Growth in IT contractor demand recovered in June 2019
Growth in demand for freelance IT contractors who use recruitment agencies recovered in June from its 83-month low – albeit only just.
Scored by staffing body the REC, the demand crept up over the last four weeks to 53.2, from the May low of 51.2 but -- except for it – still representing the weakest score since late 2012.
“Brexit stagnation continues to seize up the jobs market as the slowdown in recruitment activity continues,” said James Stewart, chair of KMPG, which co-authors the REC’s Report on Jobs.
'Unlikely to bounce back'

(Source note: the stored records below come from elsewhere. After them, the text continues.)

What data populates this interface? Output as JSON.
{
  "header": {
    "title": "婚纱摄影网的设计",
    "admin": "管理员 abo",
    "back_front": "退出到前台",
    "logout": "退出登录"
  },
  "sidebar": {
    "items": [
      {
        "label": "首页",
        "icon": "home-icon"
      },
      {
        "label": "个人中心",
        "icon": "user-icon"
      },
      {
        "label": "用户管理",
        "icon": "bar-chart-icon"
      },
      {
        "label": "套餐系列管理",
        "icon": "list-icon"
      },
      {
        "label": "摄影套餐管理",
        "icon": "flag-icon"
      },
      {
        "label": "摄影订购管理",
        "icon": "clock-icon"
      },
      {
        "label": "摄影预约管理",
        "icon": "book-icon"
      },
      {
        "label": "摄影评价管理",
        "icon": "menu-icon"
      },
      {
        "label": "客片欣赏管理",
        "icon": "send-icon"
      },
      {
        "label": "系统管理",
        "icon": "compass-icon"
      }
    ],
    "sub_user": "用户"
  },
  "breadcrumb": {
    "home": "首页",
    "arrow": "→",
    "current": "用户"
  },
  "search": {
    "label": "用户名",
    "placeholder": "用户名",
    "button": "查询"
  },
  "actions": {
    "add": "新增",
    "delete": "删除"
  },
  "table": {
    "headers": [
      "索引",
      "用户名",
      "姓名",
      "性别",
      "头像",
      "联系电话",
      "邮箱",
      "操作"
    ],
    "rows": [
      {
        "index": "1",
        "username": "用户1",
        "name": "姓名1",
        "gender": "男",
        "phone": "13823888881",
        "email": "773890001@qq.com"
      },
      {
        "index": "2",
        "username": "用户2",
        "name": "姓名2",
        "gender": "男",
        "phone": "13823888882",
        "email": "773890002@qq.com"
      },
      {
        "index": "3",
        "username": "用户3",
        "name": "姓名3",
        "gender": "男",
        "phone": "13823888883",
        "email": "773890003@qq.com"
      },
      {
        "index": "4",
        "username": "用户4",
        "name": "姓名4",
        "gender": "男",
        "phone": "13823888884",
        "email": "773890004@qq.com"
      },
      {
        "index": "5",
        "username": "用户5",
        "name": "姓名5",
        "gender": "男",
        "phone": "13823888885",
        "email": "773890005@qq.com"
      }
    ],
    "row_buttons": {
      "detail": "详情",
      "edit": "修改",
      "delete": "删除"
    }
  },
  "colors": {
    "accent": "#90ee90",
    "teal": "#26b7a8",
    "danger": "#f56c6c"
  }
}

“Growth in temporary billings remained historically weak [and] as we approach the summer holidays, the worry is that vacancy growth…is unlikely to bounce back.”
On top of Brexit and the usual summer hiring hiatus, political limbo around the UK’s leadership was also said to be behind end-users looking to maintain a “relatively cautious approach”.
However, a separate survey of more than 100 leaders within technology start-ups suggests a new occupant at No 10 Downing St. won’t mean much to almost half of the IT-led business sector.
In fact, Studio Graphene found that 51% of the start-ups believe that a new prime minister will impact their growth prospects, compared with roughly the same, 49%, who say it will not.
'Computing needs more workers'
“IT & Computing continued to need more workers”, said KMPG’s Mr Stewart, in a reading of the REC report that applies to the contract market but only just, as 50.0 is the growth threshold.
Neil Carberry, chief executive of the Recruitment & Employment Confederation (REC) added:
“Slower growth of temp billings is a reminder to all politicians that businesses…across the country are looking for a smooth path to a negotiated Brexit outcome.”
'Opportunities for temps'
But Mr Carberry repeated his warning to policymakers, which he first sounded in the nadir IT contractor recruitment month of May, that it’s not just Brexit which needs fixing
“It is high time that this policy [the Apprenticeship Levy] was reformed.
“By allowing agencies to fund high-quality training for temps using the levy they pay, the government could provide progression opportunities for flexible workers, tackle the country’s skills shortages and boost the productivity of our economy.”